* **Your instructions**: Look through the lines below; wherever the word "this" appears, copy that line.

* **Record set**:
________________
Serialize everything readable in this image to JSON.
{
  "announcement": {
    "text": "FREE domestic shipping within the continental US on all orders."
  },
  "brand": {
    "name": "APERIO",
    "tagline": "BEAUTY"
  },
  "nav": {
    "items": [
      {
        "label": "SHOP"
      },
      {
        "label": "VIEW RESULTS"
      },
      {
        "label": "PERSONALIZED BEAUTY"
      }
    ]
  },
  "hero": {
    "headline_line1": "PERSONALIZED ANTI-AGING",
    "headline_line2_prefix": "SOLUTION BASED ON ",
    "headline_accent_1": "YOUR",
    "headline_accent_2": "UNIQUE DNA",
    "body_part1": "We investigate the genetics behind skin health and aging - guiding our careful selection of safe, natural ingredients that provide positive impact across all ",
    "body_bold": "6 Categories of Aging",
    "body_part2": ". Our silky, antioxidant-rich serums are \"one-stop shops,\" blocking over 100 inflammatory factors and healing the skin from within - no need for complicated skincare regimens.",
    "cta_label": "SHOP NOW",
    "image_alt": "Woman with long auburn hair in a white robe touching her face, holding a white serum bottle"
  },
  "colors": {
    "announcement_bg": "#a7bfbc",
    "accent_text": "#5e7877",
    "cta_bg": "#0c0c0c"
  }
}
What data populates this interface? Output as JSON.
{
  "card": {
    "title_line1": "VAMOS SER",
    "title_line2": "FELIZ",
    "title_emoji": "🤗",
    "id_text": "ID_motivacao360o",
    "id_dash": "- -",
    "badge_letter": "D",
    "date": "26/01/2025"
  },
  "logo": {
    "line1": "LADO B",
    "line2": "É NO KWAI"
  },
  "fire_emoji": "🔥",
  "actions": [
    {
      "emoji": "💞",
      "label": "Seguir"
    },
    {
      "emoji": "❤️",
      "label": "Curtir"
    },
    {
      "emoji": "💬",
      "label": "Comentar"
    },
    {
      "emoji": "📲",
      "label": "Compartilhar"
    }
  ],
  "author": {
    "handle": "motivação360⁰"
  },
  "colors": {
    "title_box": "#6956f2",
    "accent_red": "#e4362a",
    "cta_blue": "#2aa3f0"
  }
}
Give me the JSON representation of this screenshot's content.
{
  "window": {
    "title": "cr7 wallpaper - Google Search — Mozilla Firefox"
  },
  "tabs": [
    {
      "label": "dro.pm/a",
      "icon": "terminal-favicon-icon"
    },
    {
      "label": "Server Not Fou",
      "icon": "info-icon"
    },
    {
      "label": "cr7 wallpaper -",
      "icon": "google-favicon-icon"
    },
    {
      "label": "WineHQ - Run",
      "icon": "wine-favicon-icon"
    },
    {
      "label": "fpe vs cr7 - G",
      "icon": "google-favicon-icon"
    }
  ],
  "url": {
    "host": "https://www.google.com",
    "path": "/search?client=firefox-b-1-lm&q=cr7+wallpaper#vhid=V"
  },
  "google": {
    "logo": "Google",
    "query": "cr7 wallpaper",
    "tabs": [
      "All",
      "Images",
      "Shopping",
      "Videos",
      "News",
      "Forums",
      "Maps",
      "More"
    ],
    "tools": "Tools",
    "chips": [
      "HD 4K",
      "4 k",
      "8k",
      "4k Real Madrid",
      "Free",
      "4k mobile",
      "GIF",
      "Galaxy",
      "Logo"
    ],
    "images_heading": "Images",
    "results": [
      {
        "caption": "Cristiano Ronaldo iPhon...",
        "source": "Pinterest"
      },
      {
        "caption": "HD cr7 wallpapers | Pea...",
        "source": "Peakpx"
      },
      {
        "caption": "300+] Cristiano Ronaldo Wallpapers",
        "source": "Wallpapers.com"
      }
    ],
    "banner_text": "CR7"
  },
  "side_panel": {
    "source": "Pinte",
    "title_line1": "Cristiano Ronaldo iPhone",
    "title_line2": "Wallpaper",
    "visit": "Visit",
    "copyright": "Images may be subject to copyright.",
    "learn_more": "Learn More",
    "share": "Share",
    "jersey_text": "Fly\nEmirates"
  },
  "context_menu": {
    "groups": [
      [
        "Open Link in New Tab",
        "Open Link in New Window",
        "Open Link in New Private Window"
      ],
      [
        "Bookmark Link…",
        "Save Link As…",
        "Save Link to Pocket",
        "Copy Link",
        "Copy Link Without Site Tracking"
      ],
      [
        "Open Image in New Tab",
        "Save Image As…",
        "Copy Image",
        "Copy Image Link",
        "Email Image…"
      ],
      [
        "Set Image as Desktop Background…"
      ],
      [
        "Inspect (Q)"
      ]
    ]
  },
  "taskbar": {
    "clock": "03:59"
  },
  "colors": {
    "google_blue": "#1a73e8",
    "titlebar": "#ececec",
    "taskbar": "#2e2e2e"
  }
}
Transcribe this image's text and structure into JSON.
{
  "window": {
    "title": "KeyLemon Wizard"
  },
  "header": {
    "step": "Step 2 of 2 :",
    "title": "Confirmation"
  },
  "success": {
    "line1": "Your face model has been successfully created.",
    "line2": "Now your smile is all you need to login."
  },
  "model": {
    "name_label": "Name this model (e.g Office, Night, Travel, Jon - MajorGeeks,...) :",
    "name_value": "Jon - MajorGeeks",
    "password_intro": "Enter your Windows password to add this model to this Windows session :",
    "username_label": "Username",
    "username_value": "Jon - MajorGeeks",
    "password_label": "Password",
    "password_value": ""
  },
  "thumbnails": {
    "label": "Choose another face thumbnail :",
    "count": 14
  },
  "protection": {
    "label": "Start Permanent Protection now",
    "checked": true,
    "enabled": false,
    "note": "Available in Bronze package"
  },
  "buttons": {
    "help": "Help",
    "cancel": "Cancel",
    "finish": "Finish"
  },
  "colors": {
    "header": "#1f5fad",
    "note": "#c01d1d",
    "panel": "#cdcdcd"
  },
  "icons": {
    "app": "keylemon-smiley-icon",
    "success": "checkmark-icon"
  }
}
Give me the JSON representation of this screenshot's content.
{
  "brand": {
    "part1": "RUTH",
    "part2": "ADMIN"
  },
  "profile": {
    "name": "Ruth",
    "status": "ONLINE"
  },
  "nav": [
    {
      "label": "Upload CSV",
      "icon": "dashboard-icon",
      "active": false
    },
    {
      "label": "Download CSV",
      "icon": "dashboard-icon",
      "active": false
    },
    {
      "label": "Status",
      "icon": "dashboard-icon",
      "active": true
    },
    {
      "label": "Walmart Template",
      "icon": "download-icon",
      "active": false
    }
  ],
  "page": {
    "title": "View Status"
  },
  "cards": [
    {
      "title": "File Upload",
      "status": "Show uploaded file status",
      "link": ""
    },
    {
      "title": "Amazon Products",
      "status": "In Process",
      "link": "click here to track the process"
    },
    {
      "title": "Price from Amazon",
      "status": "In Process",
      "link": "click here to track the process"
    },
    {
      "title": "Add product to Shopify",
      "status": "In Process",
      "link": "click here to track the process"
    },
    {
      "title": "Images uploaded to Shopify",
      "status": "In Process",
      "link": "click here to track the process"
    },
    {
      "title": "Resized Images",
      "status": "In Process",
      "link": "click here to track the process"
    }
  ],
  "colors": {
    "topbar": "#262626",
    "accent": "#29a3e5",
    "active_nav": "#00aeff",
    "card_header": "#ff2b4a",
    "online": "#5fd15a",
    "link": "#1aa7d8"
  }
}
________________
* **Task output**:
Serialize everything readable in this image to JSON.
What data populates this interface? Output as JSON.
Give me the JSON representation of this screenshot's content.
Transcribe this image's text and structure into JSON.
    "name_label": "Name this model (e.g Office, Night, Travel, Jon - MajorGeeks,...) :",
    "password_intro": "Enter your Windows password to add this model to this Windows session :",
Give me the JSON representation of this screenshot's content.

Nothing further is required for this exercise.